DATA SUPPLIED: Begin

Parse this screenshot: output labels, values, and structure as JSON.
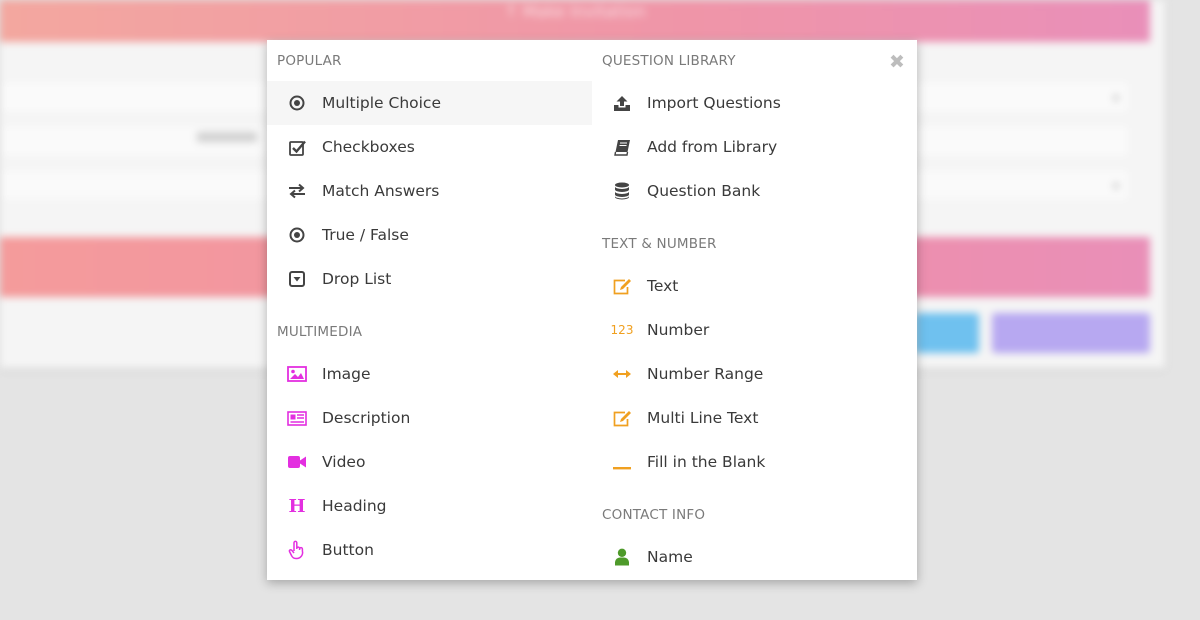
{
  "background": {
    "banner_text": "↑ Make Invitation"
  },
  "popup": {
    "close_glyph": "✖",
    "sections": {
      "popular": {
        "title": "POPULAR",
        "items": [
          {
            "label": "Multiple Choice",
            "icon": "radio-icon"
          },
          {
            "label": "Checkboxes",
            "icon": "checkbox-icon"
          },
          {
            "label": "Match Answers",
            "icon": "swap-arrows-icon"
          },
          {
            "label": "True / False",
            "icon": "radio-icon"
          },
          {
            "label": "Drop List",
            "icon": "dropdown-box-icon"
          }
        ]
      },
      "multimedia": {
        "title": "MULTIMEDIA",
        "items": [
          {
            "label": "Image",
            "icon": "image-icon"
          },
          {
            "label": "Description",
            "icon": "newspaper-icon"
          },
          {
            "label": "Video",
            "icon": "video-camera-icon"
          },
          {
            "label": "Heading",
            "icon": "heading-icon",
            "glyph": "H"
          },
          {
            "label": "Button",
            "icon": "pointer-hand-icon"
          }
        ]
      },
      "question_library": {
        "title": "QUESTION LIBRARY",
        "items": [
          {
            "label": "Import Questions",
            "icon": "upload-icon"
          },
          {
            "label": "Add from Library",
            "icon": "book-icon"
          },
          {
            "label": "Question Bank",
            "icon": "database-icon"
          }
        ]
      },
      "text_number": {
        "title": "TEXT & NUMBER",
        "items": [
          {
            "label": "Text",
            "icon": "edit-icon"
          },
          {
            "label": "Number",
            "icon": "numbers-icon",
            "glyph": "123"
          },
          {
            "label": "Number Range",
            "icon": "horizontal-arrows-icon"
          },
          {
            "label": "Multi Line Text",
            "icon": "edit-icon"
          },
          {
            "label": "Fill in the Blank",
            "icon": "underline-blank-icon"
          }
        ]
      },
      "contact_info": {
        "title": "CONTACT INFO",
        "items": [
          {
            "label": "Name",
            "icon": "user-icon"
          }
        ]
      }
    }
  },
  "colors": {
    "popular_icon": "#444444",
    "multimedia_icon": "#e32fe0",
    "library_icon": "#444444",
    "text_number_icon": "#f0a020",
    "contact_icon": "#4e9a2a",
    "section_title": "#7a7a7a",
    "item_text": "#3a3a3a",
    "active_row": "#f6f6f6"
  }
}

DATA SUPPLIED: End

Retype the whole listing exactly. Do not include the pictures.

EXERCISE OUTPUT —
Parse this screenshot: output labels, values, and structure as JSON.
{
  "background": {
    "banner_text": "↑ Make Invitation"
  },
  "popup": {
    "close_glyph": "✖",
    "sections": {
      "popular": {
        "title": "POPULAR",
        "items": [
          {
            "label": "Multiple Choice",
            "icon": "radio-icon"
          },
          {
            "label": "Checkboxes",
            "icon": "checkbox-icon"
          },
          {
            "label": "Match Answers",
            "icon": "swap-arrows-icon"
          },
          {
            "label": "True / False",
            "icon": "radio-icon"
          },
          {
            "label": "Drop List",
            "icon": "dropdown-box-icon"
          }
        ]
      },
      "multimedia": {
        "title": "MULTIMEDIA",
        "items": [
          {
            "label": "Image",
            "icon": "image-icon"
          },
          {
            "label": "Description",
            "icon": "newspaper-icon"
          },
          {
            "label": "Video",
            "icon": "video-camera-icon"
          },
          {
            "label": "Heading",
            "icon": "heading-icon",
            "glyph": "H"
          },
          {
            "label": "Button",
            "icon": "pointer-hand-icon"
          }
        ]
      },
      "question_library": {
        "title": "QUESTION LIBRARY",
        "items": [
          {
            "label": "Import Questions",
            "icon": "upload-icon"
          },
          {
            "label": "Add from Library",
            "icon": "book-icon"
          },
          {
            "label": "Question Bank",
            "icon": "database-icon"
          }
        ]
      },
      "text_number": {
        "title": "TEXT & NUMBER",
        "items": [
          {
            "label": "Text",
            "icon": "edit-icon"
          },
          {
            "label": "Number",
            "icon": "numbers-icon",
            "glyph": "123"
          },
          {
            "label": "Number Range",
            "icon": "horizontal-arrows-icon"
          },
          {
            "label": "Multi Line Text",
            "icon": "edit-icon"
          },
          {
            "label": "Fill in the Blank",
            "icon": "underline-blank-icon"
          }
        ]
      },
      "contact_info": {
        "title": "CONTACT INFO",
        "items": [
          {
            "label": "Name",
            "icon": "user-icon"
          }
        ]
      }
    }
  },
  "colors": {
    "popular_icon": "#444444",
    "multimedia_icon": "#e32fe0",
    "library_icon": "#444444",
    "text_number_icon": "#f0a020",
    "contact_icon": "#4e9a2a",
    "section_title": "#7a7a7a",
    "item_text": "#3a3a3a",
    "active_row": "#f6f6f6"
  }
}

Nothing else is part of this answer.